Purpose of review: Angiogenesis plays an important role in the pathophysiology of both solid tumors and hematologic malignancies. Angiogenesis-associated parameters are important prognosticators, and tumor blood vessels are an emerging target for therapy. This review addresses the evidence of the role of angiogenesis in malignant lymphoma and discusses some therapeutic implications.
Recent findings: In angiogenesis assays, lymphoma cells show angiogenic properties. Tumor vascularization is higher in lymphoma tissue than in reactive lymph nodes and increases in step with clinically more aggressive lymphoma subtypes and advanced-stage disease. High levels of vascular endothelial growth factor in blood and tissue are associated with adverse prognosis. Vascular endothelial growth factor and vascular endothelial growth factor receptors are also present in lymphoma cells. Therapy against vascular endothelial growth factor in animal models is effective and points to both the tumor cell and the host endothelium as targets. Structural microvessel abnormalities are present in some lymphoma subtypes. The role of angiogenesis might vary in lymphoma subtypes because the prognostic value of microvessel density and the expression of angiogenesis-related molecules differ between lymphoma subtypes. There are also differences in blood vessel phenotype between lymphoma subtypes. This heterogeneity may have implications for antiangiogenic therapies. Antiangiogenic therapy in human lymphoma is still in its infancy.

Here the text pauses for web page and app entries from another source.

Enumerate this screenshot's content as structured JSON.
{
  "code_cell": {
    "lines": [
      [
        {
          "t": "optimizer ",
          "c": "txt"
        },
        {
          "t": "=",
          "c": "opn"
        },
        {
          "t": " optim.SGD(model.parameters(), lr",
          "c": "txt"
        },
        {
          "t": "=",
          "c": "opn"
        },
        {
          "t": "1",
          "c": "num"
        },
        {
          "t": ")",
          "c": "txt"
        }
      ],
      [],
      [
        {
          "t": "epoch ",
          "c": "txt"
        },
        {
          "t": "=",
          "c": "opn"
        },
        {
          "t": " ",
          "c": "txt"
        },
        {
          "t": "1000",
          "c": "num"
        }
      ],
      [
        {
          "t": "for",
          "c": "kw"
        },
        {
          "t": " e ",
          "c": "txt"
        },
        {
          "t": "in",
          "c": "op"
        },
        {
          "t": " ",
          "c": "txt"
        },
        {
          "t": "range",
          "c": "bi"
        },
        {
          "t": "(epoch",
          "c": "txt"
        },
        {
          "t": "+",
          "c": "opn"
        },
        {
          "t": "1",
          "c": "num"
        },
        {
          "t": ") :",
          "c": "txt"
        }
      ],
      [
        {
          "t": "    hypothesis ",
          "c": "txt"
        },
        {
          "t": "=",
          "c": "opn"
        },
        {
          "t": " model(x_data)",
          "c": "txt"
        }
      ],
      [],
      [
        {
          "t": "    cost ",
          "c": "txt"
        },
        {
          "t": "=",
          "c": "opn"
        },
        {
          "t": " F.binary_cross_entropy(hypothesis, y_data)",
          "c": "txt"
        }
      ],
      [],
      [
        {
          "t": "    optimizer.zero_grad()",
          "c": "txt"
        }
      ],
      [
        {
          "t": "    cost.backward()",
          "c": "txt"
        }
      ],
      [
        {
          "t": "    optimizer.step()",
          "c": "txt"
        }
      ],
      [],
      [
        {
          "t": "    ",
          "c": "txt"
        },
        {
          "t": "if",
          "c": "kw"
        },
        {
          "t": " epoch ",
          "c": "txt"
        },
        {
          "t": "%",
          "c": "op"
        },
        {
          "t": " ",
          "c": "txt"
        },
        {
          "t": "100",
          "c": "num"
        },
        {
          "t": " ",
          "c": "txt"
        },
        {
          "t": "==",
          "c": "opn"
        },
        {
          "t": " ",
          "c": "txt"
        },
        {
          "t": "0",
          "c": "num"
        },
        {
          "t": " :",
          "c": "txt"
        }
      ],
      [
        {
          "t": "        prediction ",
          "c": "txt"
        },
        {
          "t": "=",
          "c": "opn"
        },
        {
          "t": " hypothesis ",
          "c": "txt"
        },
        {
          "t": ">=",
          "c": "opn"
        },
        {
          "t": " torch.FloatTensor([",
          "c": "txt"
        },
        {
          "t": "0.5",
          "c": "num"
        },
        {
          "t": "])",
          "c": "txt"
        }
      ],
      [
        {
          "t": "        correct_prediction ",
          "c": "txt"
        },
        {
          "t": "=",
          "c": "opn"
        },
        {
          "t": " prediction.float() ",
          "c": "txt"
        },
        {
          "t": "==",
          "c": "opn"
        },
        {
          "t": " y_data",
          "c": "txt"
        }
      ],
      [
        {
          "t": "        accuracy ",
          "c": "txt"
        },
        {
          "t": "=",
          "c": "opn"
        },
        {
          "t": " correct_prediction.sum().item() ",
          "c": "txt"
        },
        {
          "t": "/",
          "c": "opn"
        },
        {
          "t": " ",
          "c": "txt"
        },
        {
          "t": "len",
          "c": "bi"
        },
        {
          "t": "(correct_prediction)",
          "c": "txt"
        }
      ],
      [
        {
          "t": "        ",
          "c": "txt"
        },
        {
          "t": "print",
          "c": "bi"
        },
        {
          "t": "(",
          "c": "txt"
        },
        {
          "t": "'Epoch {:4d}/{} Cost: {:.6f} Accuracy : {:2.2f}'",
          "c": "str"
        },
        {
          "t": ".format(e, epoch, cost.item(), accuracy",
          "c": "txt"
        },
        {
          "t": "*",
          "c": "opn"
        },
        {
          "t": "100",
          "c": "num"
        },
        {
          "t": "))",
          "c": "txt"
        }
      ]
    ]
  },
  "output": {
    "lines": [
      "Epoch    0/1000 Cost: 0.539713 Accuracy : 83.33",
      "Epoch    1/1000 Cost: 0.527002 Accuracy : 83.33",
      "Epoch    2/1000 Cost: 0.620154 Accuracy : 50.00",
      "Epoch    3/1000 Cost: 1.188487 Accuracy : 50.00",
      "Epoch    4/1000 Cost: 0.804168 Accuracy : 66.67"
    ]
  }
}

Summary: The role of angiogenesis in malignant lymphoma is evident. Tumor vasculature is an attractive target for lymphoma therapy. Differences between lymphoma subtypes must be taken into account in the selection of the most suitable patients for trials with antiangiogenic agents.